Services & Policies - Spring 2003
Marketing publications emphasize consumer demand for 24x7 shopping
and customer services. Students often have body clocks that vary
greatly from those of us structured to operate in the nine to five
world of work. As we recall from our own undergraduate days, we
regularly started our papers in the hours when class, dinner, and
socializing were complete. This often meant somewhere between the
hours of midnight and 7 A.M. Although the Weinberg Library prides
itself in extensive service hours for its public service desks (until
11:30 P.M. most nights), this does not always coincide with the
needs of the student patrons who may want information at 3 A.M.
Although students may now submit an email question to the "Ask
a Librarian" box on the Library's Electronic Indexes
page, the turn around time varies, averaging four to eight hours
and is limited to the traditional email functionality. QuestionPoint
adds another dimension of service to the Weinberg Library's
resources and offers the possibility of asking a "live"
reference question via chat beyond that midnight hour.
The QuestionPoint Service, now a link off the Library's homepage,
will allow patrons to submit questions to qualified reference staff
in libraries around the world at any time of the day or night. The
question is automatically routed to an available staff member in
the Weinberg Library (during regular operating hours) or to another
library that participates in the Global Reference Network if it
is asked after nor
mal operating hours of the Weinberg Library.
QuestionPoint is a service that was developed by the Library of
Congress and OCLC Online Computer Library Center. QuestionPoint
helps libraries work together to provide authoritative answers to
reference questions. If staff at the Weinberg Library is unable
or unavailable to answer it, the question can be sent to experts
at another library,
even if those experts are across the country
or around the world. Ninety-five U.S. libraries are currently participating
in the program and over 100 libraries outside of the U.S. have signed
on as well. If, for example, a student at the University of Scranton
has a detailed question about New Zealand, they could actually get
an answer from an expert in New Zealand.
Public Services staff
recently completed an all-day training session
on QuestionPoint. Weinberg librarians were given an overview of
the service, and then participated in hands-on chat, traditional
email reference, and the opportunity to read the questions that
had been answered and logged onto the system since its inception.
They also learned how to create their own knowledge base so that
frequently asked questions (often the type of
question from repeat
assignments) can be stored on a server and consulted when the need
arises. Although the Weinberg Library has signed on to the QuestionPoint
service, we expect that the Spring 2003 semester will serve as trial
and error, with some fine tuning to tailor the system for individual
needs. Some of the enhancements that will be available in the future
are application sharing (where the reference librarian will be able
to "push the page" onto the user's pc and demonstrate
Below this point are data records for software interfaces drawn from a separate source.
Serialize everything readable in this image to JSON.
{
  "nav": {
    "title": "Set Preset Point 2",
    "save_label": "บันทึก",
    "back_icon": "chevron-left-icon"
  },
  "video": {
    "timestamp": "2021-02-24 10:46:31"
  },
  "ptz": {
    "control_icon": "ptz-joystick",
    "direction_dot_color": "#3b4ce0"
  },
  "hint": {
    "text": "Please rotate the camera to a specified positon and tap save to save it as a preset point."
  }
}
the proper searching techniques) and streaming video, where the
reference librarian will be able to interact more fully with the
patron asking the question.
Look for more detailed information and location of the QuestionPoint
logon on the Royal News during the upcoming months.
Question Point Expands Online Reference Service